— EXTRACTED RECORDS —

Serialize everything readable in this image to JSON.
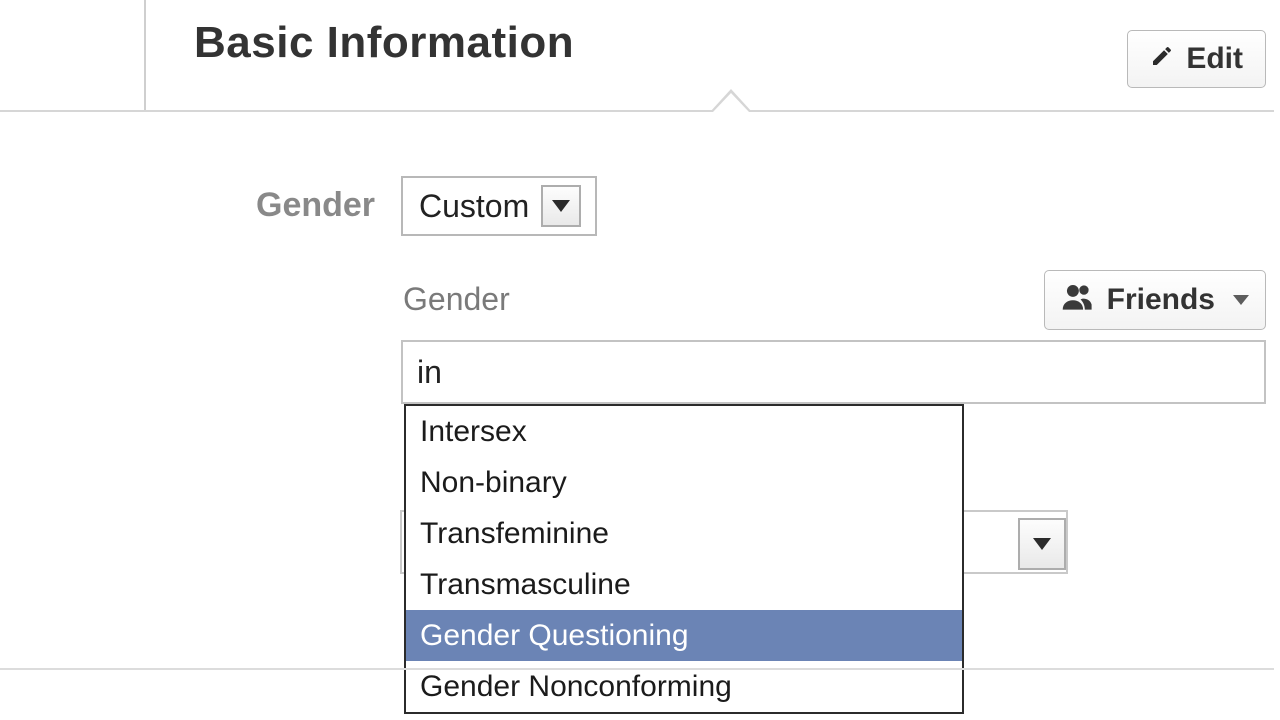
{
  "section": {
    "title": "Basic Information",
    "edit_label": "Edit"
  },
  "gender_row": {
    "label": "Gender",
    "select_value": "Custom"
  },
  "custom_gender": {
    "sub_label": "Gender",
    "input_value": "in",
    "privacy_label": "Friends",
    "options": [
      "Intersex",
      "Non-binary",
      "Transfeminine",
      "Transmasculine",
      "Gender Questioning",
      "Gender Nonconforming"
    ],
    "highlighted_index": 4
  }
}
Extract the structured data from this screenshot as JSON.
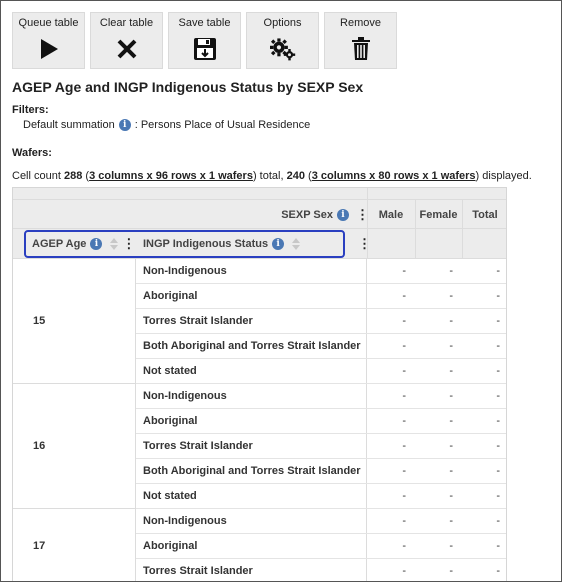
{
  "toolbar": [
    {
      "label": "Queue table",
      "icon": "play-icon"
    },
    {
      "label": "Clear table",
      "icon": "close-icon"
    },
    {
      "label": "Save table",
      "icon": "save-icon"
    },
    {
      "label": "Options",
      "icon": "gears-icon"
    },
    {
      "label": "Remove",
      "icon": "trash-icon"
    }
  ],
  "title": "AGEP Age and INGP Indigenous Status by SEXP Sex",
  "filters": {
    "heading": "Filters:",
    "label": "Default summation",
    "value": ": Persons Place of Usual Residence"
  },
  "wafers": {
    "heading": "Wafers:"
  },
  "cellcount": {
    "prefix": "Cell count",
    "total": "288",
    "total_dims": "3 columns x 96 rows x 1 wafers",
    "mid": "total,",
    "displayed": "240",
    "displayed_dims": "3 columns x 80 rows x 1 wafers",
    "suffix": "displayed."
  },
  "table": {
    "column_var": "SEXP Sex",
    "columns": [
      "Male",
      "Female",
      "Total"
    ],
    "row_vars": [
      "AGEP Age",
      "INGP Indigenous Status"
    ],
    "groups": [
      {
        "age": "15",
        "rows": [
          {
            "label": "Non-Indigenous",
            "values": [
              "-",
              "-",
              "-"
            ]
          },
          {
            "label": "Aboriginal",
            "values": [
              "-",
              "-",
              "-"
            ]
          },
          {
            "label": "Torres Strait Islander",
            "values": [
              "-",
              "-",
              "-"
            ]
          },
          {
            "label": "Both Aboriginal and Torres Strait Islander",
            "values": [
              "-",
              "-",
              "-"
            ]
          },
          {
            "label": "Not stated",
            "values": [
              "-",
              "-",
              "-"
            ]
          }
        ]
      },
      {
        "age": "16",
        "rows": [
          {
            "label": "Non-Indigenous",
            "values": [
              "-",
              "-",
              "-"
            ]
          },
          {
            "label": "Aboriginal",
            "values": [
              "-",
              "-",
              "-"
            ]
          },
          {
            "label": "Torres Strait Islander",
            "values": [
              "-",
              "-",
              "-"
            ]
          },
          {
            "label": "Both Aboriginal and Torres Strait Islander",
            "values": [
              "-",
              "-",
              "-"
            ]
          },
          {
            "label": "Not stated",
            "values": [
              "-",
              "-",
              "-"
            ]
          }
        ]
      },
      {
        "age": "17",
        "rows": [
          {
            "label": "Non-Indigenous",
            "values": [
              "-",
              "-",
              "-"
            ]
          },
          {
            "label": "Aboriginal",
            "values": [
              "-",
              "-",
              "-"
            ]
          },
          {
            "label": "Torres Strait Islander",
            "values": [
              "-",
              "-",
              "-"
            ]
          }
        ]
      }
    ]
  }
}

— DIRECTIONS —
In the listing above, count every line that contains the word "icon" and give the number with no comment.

— RESULT OF THE EXERCISE —
5